[Stored data entries]
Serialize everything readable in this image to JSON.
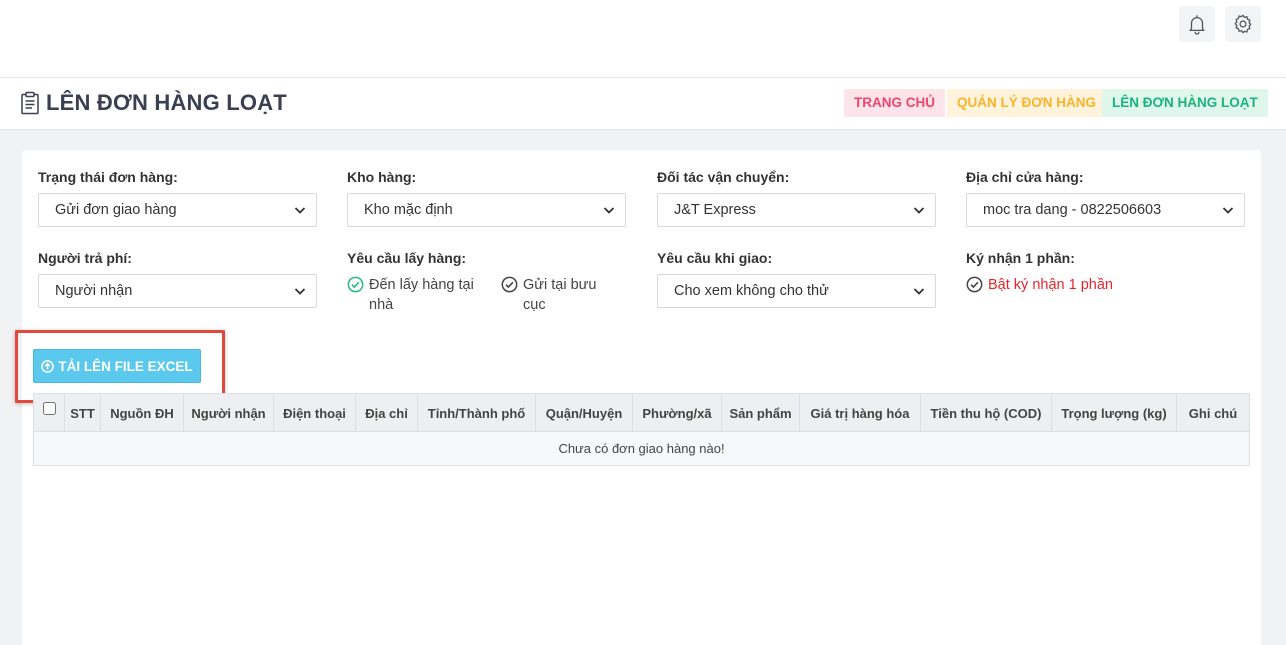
{
  "topbar": {
    "icons": [
      "bell-icon",
      "gear-icon"
    ]
  },
  "header": {
    "title": "LÊN ĐƠN HÀNG LOẠT",
    "breadcrumbs": [
      "TRANG CHỦ",
      "QUẢN LÝ ĐƠN HÀNG",
      "LÊN ĐƠN HÀNG LOẠT"
    ],
    "breadcrumb_colors": [
      "#f0456e",
      "#f7b42c",
      "#1cb37b"
    ]
  },
  "form": {
    "order_status": {
      "label": "Trạng thái đơn hàng:",
      "value": "Gửi đơn giao hàng"
    },
    "warehouse": {
      "label": "Kho hàng:",
      "value": "Kho mặc định"
    },
    "carrier": {
      "label": "Đối tác vận chuyển:",
      "value": "J&T Express"
    },
    "store_address": {
      "label": "Địa chỉ cửa hàng:",
      "value": "moc tra dang - 0822506603"
    },
    "payer": {
      "label": "Người trả phí:",
      "value": "Người nhận"
    },
    "pickup": {
      "label": "Yêu cầu lấy hàng:",
      "options": [
        {
          "label": "Đến lấy hàng tại nhà",
          "selected": true
        },
        {
          "label": "Gửi tại bưu cục",
          "selected": false
        }
      ]
    },
    "delivery_request": {
      "label": "Yêu cầu khi giao:",
      "value": "Cho xem không cho thử"
    },
    "partial_receipt": {
      "label": "Ký nhận 1 phần:",
      "option": "Bật ký nhận 1 phần"
    }
  },
  "upload_button": {
    "label": "TẢI LÊN FILE EXCEL"
  },
  "table": {
    "columns": [
      "STT",
      "Nguồn ĐH",
      "Người nhận",
      "Điện thoại",
      "Địa chỉ",
      "Tỉnh/Thành phố",
      "Quận/Huyện",
      "Phường/xã",
      "Sản phẩm",
      "Giá trị hàng hóa",
      "Tiền thu hộ (COD)",
      "Trọng lượng (kg)",
      "Ghi chú"
    ],
    "empty_message": "Chưa có đơn giao hàng nào!"
  },
  "colors": {
    "accent": "#5bc9ee",
    "success": "#27b97d",
    "danger": "#e8262b",
    "highlight": "#e4483b"
  }
}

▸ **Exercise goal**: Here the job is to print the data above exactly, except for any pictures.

▸ **Solution for this exercise**:
Serialize everything readable in this image to JSON.
{
  "topbar": {
    "icons": [
      "bell-icon",
      "gear-icon"
    ]
  },
  "header": {
    "title": "LÊN ĐƠN HÀNG LOẠT",
    "breadcrumbs": [
      "TRANG CHỦ",
      "QUẢN LÝ ĐƠN HÀNG",
      "LÊN ĐƠN HÀNG LOẠT"
    ],
    "breadcrumb_colors": [
      "#f0456e",
      "#f7b42c",
      "#1cb37b"
    ]
  },
  "form": {
    "order_status": {
      "label": "Trạng thái đơn hàng:",
      "value": "Gửi đơn giao hàng"
    },
    "warehouse": {
      "label": "Kho hàng:",
      "value": "Kho mặc định"
    },
    "carrier": {
      "label": "Đối tác vận chuyển:",
      "value": "J&T Express"
    },
    "store_address": {
      "label": "Địa chỉ cửa hàng:",
      "value": "moc tra dang - 0822506603"
    },
    "payer": {
      "label": "Người trả phí:",
      "value": "Người nhận"
    },
    "pickup": {
      "label": "Yêu cầu lấy hàng:",
      "options": [
        {
          "label": "Đến lấy hàng tại nhà",
          "selected": true
        },
        {
          "label": "Gửi tại bưu cục",
          "selected": false
        }
      ]
    },
    "delivery_request": {
      "label": "Yêu cầu khi giao:",
      "value": "Cho xem không cho thử"
    },
    "partial_receipt": {
      "label": "Ký nhận 1 phần:",
      "option": "Bật ký nhận 1 phần"
    }
  },
  "upload_button": {
    "label": "TẢI LÊN FILE EXCEL"
  },
  "table": {
    "columns": [
      "STT",
      "Nguồn ĐH",
      "Người nhận",
      "Điện thoại",
      "Địa chỉ",
      "Tỉnh/Thành phố",
      "Quận/Huyện",
      "Phường/xã",
      "Sản phẩm",
      "Giá trị hàng hóa",
      "Tiền thu hộ (COD)",
      "Trọng lượng (kg)",
      "Ghi chú"
    ],
    "empty_message": "Chưa có đơn giao hàng nào!"
  },
  "colors": {
    "accent": "#5bc9ee",
    "success": "#27b97d",
    "danger": "#e8262b",
    "highlight": "#e4483b"
  }
}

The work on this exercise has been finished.